Between songs, Rescorla called his wife. “Stop crying. I have to get these people out safely. If something should happen to me, I want you to know I’ve never been happier. You made my life.” She replied, “You made my life, too.” Then the phone went dead.

After evacuating almost all of Morgan Stanley’s employees, Rescorla re-entered the building. When one of his colleagues told him to evacuate, Rescorla replied, “As soon as I make sure everyone else is out.” He was last seen on the 10th floor of the South Tower, heading up the stairs, shortly before the building collapsed.

13 Morgan Stanley employees died, including Rescorla, his deputies Wesley Mercer and Jorge Velazquez, and security guard Godwin Forde, who had stayed behind to help others. Rescorla was declared dead three weeks later. His remains were never found.

Rescorla was widely read. Among his many interests, he was fond of the food and the culture of the Portuguese community in Newark, New Jersey, and was learning Portuguese and Arabic. He was fascinated with the American West and interested in the spiritual aspects of Native American culture. He and his second wife Susan participated in yoga, ballroom dancing and studying Italian.

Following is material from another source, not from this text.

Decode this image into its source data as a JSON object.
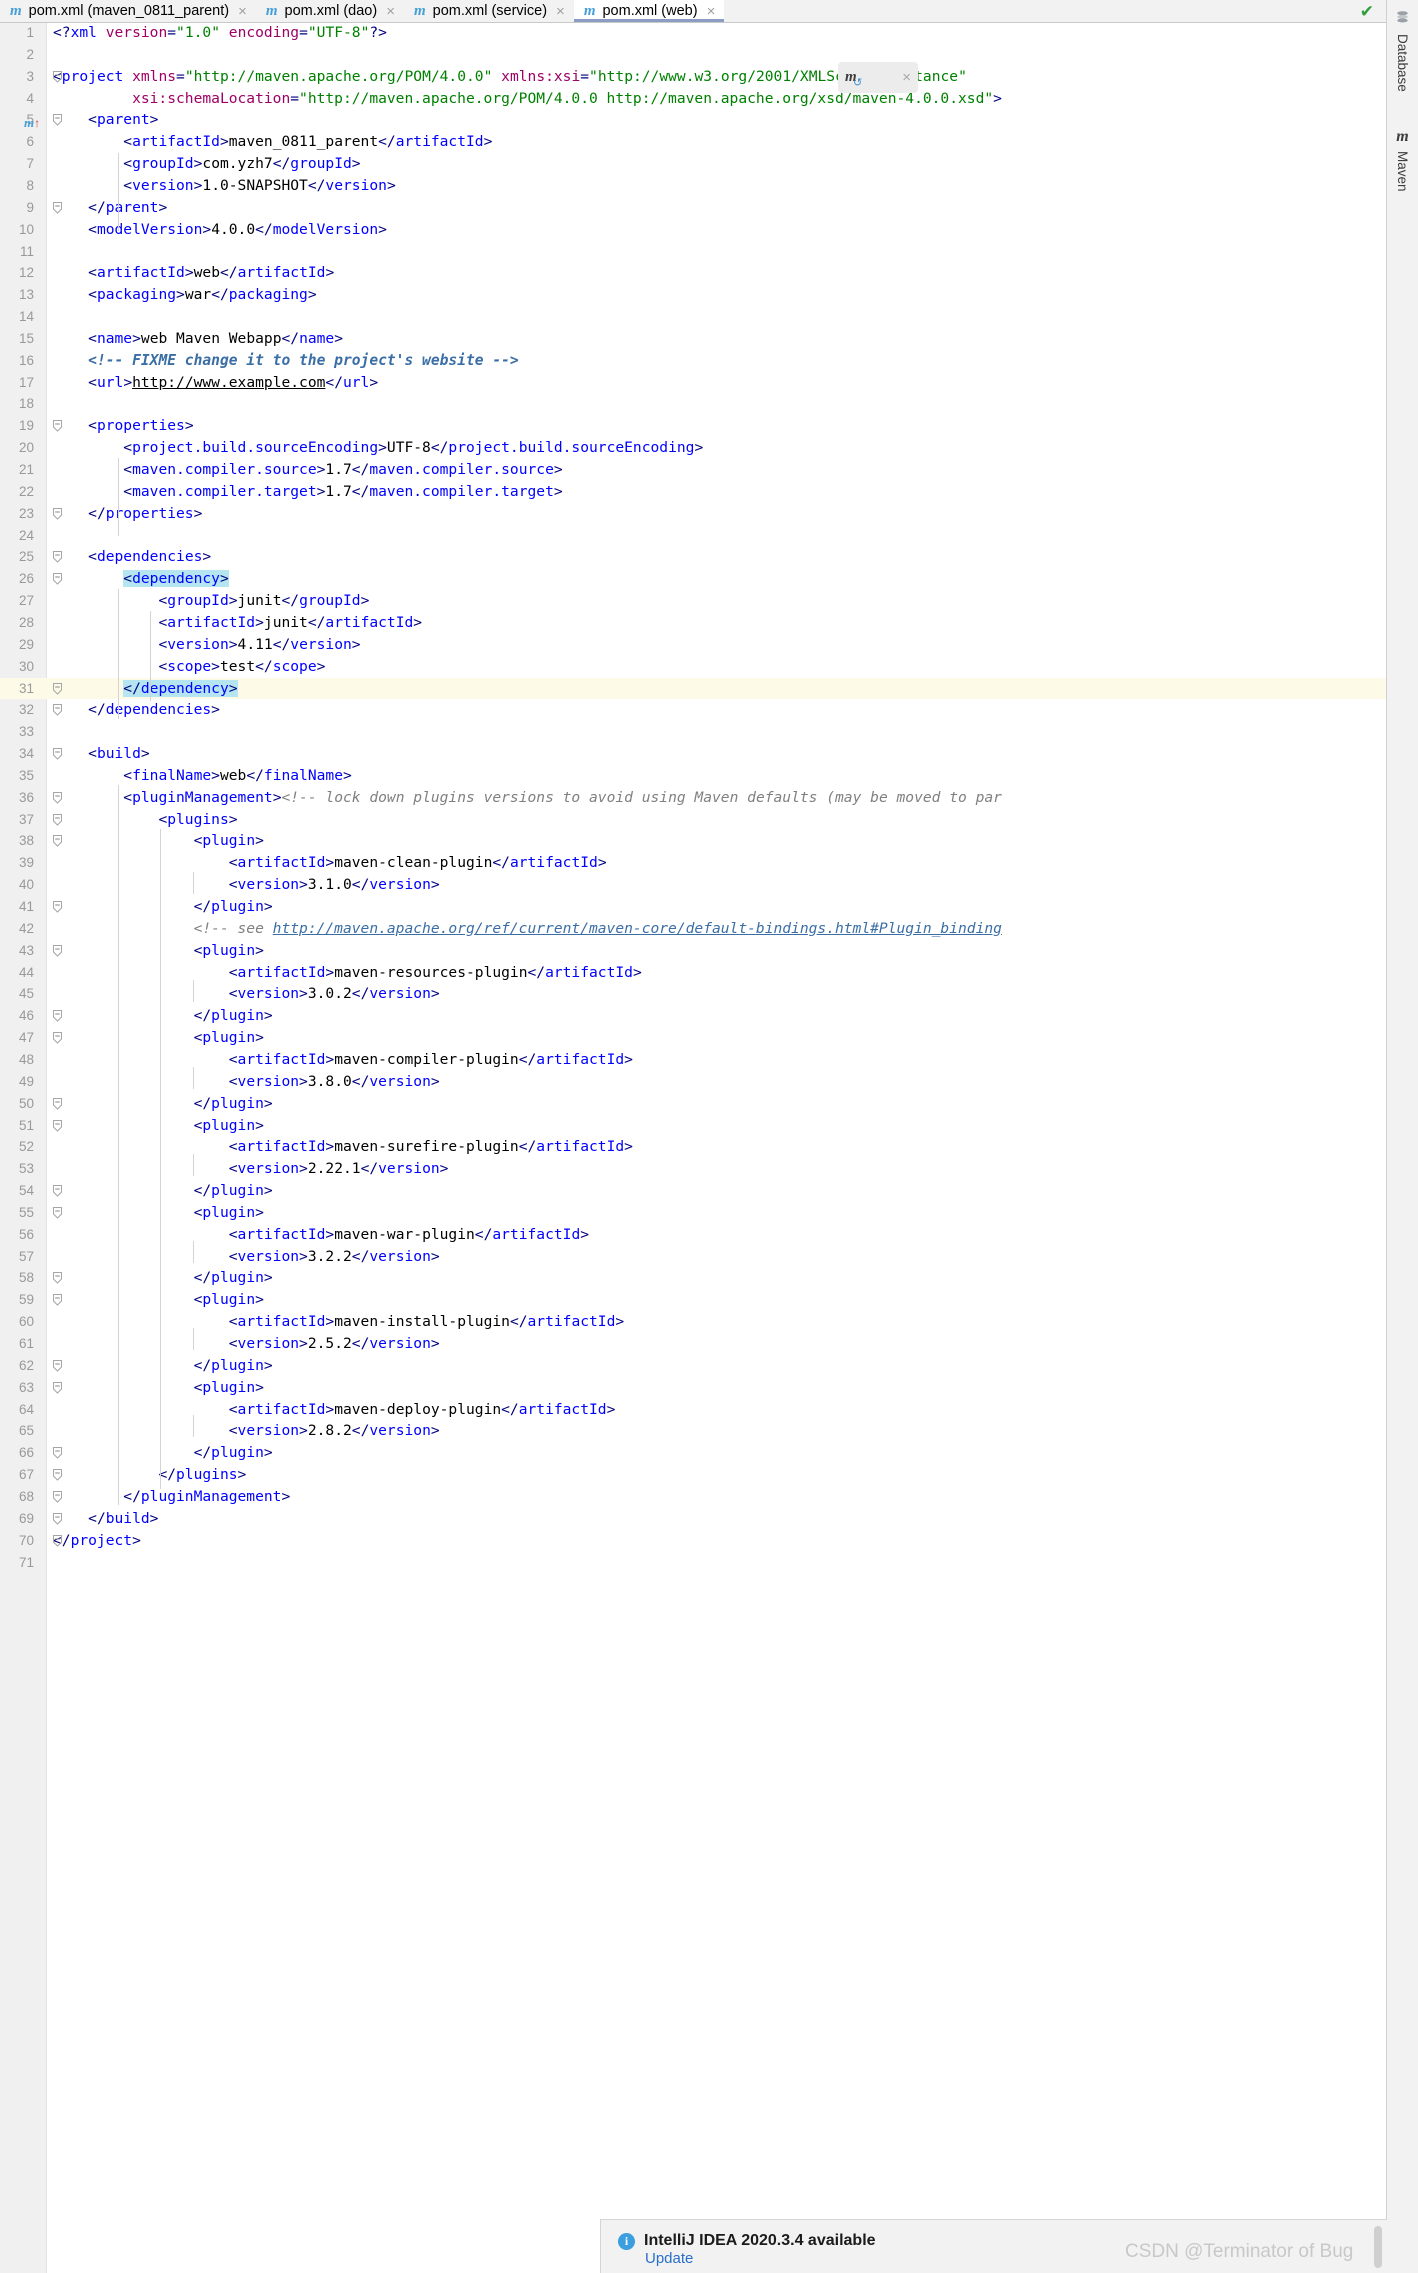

Lost in the inevitable hagiographies of his life (see below) are Rescorla’s lust for combat and his long friendship with the prolific mercenary Daniel Hill. There is little freely available information on Rescorla’s duties as a police inspector in Northern Rhodesia, but colonial Rhodesia was a black majority/white minority police state, where the violent repression of  blacks led to a war of independence. In an apartheid state, it is likely that Rescorla and the Northern Rhodesia Police engaged in violent quasi-military tactics against the black majority, skills that would benefit him in Vietnam.

Daniel Hill was a sniper in the Hungarian Revolution, paratrooper during the Lebanon invasion, and a spy during the Algerian Revolt. He participated in the unsuccessful Bay of Pigs invasion of Cuba, fought as a soldier of fortune in the Congo, did two tours in Vietnam, and fought with the Mujahedin in Afghanistan. By his own reckoning he dispatched at least 200 men over the course of his violent career.

Rescorla’s duties in Cyprus are most often cited without historical context, reduced to a cipher noting his service in a British intelligence unit. But during the Cyprus Emergency (1955-1959) the National Organization of Cypriot Fighters (EOKA), a guerilla organization, fought the British army in order to end UK colonial rule, and to establish the unification of Cyprus and Greece. As would be the case in Vietnam, the British counter-insurgency tactics, often brutal, alienated most Cypriots, and eventually failed. A complicated settlement allowed a cease-fire and British troop withdraw, followed by a short-lived peace, followed by continued civil tensions and violence. In this context, whatever Rescorla’s actual duties, for a second time he participated in the violent suppression of a popular uprising against a colonial power.

Such friends as Hill, and partaking in three violent colonial campaigns in support of empire illuminate the dark side of the otherwise brilliant and fearless Cyril Richard Rescorla, who is survived by Susan, two children and three stepdaughters. At his request, he was cremated, his ashes strewn in Hayle, where he was born.



DocTeach / Rick Rescorla, A Life of Service and Sacrifice

Military Hall of Fame

The internet abounds with hagiographic tributes to Rick Rescorla. Two examples follow:

A Tower of Courage, by Michael Grunwald, The Washington Post

The Real Heroes are Dead, by James B. Stewart, The New Yorker

Two reviews of  an opera based on the life of Rick Rescorla

New York Times / Heart of a Hero

The Classical Review  / The Heart of a Hero